Over the course of 2017, we engaged in efforts to transition away from our historical dependence on SunEdison for corporate, project and other services, including providing for critical systems and information technology infrastructure, by seeking to identify alternative service providers and to establish and manage new relationships, as well as develop our own capabilities and resources in these areas. These efforts include creating a separate stand-alone corporate organization, including, among other things, directly hiring employees and establishing our own accounting, information technology, human resources and other systems and infrastructure, and also include transitioning the project-level O&M and asset management services in-house or to third party service providers. These efforts are largely complete, however, although they were designed to mitigate risks posed by the SunEdison Bankruptcy, they involve a number of new risks and challenges that may materially adversely affect our business, results of operations and financial condition.
For example, we may be unable to replicate the corporate and project-level services we previously received, either through outsourcing or performing those services ourselves on terms or at similar historic costs or at all. The fees for services provided by Brookfield under the Brookfield MSA, which amount to $2.5 million per quarter for the first four quarters plus a certain variable component, and escalate thereafter, are higher than the fees that we were to pay under the SunEdison management services agreement, which were equal to 2.5% of the Company’s cash available for distribution to shareholders in 2016 and 2017 (not to exceed $7.0 million in 2016 or $9.0 million in 2017). In addition, in light of SunEdison’s familiarity with our assets, we may not be able to procure the same level of service either through our self-performance of these tasks or through outsourcing. We also continue to depend on a substantial number of outside contractors for accounting services and the costs for these services are substantially greater than those we would incur if we directly hired employees to perform the same services.

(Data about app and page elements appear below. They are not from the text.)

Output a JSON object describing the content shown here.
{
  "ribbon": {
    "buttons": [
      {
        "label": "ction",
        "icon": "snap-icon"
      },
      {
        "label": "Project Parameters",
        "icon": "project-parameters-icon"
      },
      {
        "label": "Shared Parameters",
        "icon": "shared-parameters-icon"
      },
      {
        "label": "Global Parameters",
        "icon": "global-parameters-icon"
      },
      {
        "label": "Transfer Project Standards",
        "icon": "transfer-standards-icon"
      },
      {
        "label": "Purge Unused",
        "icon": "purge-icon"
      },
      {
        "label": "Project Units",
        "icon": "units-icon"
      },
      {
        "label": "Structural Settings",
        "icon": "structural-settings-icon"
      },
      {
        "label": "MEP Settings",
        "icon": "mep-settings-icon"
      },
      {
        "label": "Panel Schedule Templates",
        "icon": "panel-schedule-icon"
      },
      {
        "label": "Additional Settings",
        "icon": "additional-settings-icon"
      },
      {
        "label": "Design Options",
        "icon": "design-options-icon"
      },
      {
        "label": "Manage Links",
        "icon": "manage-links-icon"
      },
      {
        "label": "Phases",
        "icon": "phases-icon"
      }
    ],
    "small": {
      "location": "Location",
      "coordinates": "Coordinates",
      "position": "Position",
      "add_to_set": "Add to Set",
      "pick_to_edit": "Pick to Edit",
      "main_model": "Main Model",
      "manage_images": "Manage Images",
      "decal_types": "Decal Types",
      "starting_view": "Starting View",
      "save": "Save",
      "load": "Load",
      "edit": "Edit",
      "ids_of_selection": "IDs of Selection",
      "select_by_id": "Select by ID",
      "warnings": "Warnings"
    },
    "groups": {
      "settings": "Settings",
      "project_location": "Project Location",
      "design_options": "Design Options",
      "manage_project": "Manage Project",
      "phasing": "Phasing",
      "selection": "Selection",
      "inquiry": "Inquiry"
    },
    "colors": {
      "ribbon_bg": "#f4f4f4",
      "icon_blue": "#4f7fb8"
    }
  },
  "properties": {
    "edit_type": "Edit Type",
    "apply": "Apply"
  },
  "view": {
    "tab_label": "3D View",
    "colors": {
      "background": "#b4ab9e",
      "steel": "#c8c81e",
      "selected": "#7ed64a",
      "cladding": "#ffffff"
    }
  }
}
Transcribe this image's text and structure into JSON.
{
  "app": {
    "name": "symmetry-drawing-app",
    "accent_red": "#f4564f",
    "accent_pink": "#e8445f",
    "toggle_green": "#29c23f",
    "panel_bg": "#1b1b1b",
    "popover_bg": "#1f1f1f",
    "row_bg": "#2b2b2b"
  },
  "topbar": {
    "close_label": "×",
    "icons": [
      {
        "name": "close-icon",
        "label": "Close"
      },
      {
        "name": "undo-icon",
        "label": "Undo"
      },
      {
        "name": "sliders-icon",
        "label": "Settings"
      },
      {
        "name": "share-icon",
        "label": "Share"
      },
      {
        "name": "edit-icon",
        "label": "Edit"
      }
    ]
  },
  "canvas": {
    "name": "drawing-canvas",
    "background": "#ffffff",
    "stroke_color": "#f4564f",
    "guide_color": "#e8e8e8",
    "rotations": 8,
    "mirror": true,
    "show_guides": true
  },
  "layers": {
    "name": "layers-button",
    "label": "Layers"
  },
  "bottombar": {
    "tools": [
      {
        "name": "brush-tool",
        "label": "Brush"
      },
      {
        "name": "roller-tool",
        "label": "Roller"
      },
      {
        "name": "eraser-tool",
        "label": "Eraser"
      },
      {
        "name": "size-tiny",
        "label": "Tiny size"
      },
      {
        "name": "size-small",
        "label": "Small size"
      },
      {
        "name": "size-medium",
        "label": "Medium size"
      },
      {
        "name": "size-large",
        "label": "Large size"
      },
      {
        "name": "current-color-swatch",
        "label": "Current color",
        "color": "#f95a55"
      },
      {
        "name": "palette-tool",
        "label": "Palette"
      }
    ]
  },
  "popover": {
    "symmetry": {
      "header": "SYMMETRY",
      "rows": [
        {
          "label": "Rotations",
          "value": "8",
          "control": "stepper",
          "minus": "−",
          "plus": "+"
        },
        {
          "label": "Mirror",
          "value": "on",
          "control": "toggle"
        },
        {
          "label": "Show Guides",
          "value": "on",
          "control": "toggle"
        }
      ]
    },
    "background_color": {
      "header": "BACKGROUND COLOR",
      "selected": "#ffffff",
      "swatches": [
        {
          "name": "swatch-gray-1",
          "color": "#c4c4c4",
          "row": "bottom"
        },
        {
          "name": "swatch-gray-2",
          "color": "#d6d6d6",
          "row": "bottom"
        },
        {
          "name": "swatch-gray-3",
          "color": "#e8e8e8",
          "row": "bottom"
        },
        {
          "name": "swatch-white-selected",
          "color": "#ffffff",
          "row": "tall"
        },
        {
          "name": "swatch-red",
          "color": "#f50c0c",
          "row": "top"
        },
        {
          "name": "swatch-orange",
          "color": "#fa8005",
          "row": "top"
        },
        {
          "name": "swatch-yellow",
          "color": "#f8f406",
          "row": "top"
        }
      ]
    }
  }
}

Finalizing these changes in connection with such transition may take longer than we expect, cost more than we expect, and divert management’s attention from other aspects of our business. We may also incur substantial legal and compliance costs in many of the jurisdictions where we operate. In addition, as we have limited experience in developing our own capabilities and resources, there is no assurance that we would ultimately be successful in our efforts in each of these areas, if at all, which could result in delays or disruptions in our business and operations.
Our historic relationship with SunEdison may adversely affect our relationships with current or potential counterparties.
We have important counterparties at every level of operations, including offtakers under the PPAs, corporate and project-level lenders and investors, suppliers and service providers. The SunEdison Bankruptcy may have damaged our relationships with our counterparties due to concerns about the SunEdison Bankruptcy and its impact on our business. These concerns may cause counterparties to be less willing to grant waivers or forbearances if needed for other matters and more likely to enforce contractual provisions or reduce utilization of our services (or the provision of supplies or services) where the counterparty has flexibility in volume or duration. These concerns may also cause our existing or potential new counterparties to be less likely to enter into new agreements or to demand more expensive or onerous terms, credit support, security or other conditions. Damage to our existing or potential future counterparty relationships may materially and adversely affect our business, financial condition and results of operations, including our growth strategy.
Risks Related to our Delayed Exchange Act Filings
Potential future delays in the filing of our reports with the SEC, as well as further delays in the preparation of audited financial statements at the project level, could have a material adverse effect.
The Company did not file with the SEC on a timely basis its Form 10-Ks for the years ended December 31, 2015 and 2016 and its Form 10-Qs for each of the quarters ended March 31, 2016, June 30, 2016, September 30, 2016, March 31, 2017 and June 30, 2017. The Company timely filed its Form 10-Q for the quarter ended September 30, 2017. During the period of these delays, we received notification letters from NASDAQ that granted extensions to regain compliance with NASDAQ’s continued listing requirements, subject to the requirement that we file our SEC reports and hold our annual meeting of stockholders by certain deadlines. While we are now current in our filing of periodic reports under the Securities and Exchange Act of 1934, as amended (the “Exchange Act”), and are in compliance with NASDAQ's continued listing requirements, in the event that any future periodic report is delayed, there is no assurance that we will be able to obtain further extensions from